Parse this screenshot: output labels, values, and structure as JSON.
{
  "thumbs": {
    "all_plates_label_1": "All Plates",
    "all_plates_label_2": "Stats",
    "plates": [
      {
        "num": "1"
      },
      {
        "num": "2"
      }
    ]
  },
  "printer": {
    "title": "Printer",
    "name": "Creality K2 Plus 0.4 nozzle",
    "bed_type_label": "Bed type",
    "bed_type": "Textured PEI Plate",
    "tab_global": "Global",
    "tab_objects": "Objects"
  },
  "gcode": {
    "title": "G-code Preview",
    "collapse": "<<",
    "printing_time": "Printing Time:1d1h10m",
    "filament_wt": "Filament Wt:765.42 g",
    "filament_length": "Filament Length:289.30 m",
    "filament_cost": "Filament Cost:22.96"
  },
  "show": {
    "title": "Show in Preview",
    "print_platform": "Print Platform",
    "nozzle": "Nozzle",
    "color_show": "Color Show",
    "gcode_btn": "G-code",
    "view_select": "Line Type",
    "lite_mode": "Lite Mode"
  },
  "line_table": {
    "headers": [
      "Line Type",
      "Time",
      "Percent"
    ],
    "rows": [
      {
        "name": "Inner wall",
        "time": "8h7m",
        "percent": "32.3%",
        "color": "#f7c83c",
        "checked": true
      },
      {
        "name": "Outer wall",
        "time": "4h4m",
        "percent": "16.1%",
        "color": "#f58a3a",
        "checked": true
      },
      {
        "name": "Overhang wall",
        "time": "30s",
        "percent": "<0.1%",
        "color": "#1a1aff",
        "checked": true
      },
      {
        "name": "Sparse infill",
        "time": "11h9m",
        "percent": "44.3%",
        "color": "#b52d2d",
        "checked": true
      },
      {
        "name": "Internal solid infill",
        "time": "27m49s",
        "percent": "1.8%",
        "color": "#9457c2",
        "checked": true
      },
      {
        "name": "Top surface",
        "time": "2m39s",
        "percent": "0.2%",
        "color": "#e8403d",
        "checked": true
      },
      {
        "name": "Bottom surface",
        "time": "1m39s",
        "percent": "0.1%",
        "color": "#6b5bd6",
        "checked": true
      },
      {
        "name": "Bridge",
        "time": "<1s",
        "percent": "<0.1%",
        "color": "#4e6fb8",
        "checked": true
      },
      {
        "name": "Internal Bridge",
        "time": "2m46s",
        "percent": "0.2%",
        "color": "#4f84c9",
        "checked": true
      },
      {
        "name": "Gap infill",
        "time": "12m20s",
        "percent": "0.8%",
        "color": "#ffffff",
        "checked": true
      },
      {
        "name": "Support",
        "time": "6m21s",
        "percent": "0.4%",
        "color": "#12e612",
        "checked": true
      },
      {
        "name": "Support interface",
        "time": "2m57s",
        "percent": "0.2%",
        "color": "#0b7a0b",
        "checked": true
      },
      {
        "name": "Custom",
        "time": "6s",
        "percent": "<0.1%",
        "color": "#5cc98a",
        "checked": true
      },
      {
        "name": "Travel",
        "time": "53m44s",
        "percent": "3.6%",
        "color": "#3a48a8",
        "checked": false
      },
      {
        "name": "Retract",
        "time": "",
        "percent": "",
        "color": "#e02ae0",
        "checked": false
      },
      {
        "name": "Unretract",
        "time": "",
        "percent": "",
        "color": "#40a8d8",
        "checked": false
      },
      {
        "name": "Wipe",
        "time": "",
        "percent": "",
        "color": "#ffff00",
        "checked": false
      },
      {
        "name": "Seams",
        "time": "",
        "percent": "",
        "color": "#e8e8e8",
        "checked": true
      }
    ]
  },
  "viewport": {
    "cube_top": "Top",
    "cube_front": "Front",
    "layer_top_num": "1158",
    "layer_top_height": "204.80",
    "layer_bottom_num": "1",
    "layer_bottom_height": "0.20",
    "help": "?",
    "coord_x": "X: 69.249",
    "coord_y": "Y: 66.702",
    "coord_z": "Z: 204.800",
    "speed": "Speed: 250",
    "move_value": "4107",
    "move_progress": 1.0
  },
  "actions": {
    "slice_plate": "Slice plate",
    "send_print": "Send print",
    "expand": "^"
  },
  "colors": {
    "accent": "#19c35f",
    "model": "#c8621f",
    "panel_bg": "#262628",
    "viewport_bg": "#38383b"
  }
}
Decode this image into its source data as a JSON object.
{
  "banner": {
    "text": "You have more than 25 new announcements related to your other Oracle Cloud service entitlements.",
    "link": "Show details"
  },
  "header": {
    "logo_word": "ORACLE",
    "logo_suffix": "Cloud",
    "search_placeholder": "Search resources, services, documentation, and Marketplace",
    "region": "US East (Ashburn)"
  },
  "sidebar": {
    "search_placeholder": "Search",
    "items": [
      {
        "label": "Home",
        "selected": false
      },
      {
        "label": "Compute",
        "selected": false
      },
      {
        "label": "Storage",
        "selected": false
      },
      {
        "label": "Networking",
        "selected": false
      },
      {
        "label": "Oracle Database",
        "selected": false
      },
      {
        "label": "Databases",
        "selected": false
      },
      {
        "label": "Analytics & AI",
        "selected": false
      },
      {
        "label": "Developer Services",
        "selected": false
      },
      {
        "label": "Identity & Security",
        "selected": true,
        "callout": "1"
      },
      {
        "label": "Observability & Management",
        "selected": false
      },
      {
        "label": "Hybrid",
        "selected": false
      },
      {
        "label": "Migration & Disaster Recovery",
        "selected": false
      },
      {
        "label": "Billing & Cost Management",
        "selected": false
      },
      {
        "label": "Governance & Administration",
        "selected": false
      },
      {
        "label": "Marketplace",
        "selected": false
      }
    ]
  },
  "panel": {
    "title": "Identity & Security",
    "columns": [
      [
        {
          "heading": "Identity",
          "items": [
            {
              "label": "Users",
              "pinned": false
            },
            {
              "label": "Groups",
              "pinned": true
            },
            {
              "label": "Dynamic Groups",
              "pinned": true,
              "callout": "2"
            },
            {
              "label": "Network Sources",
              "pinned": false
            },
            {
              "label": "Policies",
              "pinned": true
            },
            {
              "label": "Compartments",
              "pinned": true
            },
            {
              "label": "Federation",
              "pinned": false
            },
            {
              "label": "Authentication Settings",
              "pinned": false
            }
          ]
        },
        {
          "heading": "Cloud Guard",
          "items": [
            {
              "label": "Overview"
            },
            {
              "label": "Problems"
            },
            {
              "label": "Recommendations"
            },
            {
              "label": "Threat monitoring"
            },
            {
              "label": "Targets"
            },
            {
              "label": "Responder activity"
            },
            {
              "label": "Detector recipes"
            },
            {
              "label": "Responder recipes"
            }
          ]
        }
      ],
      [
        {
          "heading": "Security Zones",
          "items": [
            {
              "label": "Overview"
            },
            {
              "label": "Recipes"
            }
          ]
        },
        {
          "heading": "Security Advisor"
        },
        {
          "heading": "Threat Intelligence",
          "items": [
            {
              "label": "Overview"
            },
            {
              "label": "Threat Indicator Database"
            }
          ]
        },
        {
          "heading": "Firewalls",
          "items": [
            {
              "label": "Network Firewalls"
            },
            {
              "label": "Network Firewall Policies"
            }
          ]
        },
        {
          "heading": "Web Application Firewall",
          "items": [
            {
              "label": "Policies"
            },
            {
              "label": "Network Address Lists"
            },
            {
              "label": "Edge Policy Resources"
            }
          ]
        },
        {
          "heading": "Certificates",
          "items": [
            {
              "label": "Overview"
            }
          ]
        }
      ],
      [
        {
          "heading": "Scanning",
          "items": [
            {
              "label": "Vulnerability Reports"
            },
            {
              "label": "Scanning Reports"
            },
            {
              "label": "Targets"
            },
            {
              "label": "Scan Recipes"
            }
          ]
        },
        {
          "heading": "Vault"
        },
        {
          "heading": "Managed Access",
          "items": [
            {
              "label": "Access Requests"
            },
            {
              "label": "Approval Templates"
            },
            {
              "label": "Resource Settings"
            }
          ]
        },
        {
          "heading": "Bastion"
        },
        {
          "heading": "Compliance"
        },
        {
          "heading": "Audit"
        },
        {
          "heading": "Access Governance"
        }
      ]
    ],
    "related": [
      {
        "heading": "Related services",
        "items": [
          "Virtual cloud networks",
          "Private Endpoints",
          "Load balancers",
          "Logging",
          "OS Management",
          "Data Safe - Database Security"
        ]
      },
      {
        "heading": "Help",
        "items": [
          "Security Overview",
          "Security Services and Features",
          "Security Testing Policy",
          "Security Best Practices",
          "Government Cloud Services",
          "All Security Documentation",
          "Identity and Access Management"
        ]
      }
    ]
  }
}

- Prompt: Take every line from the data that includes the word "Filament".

- Result of this task:
    "filament_wt": "Filament Wt:765.42 g",
    "filament_length": "Filament Length:289.30 m",
    "filament_cost": "Filament Cost:22.96"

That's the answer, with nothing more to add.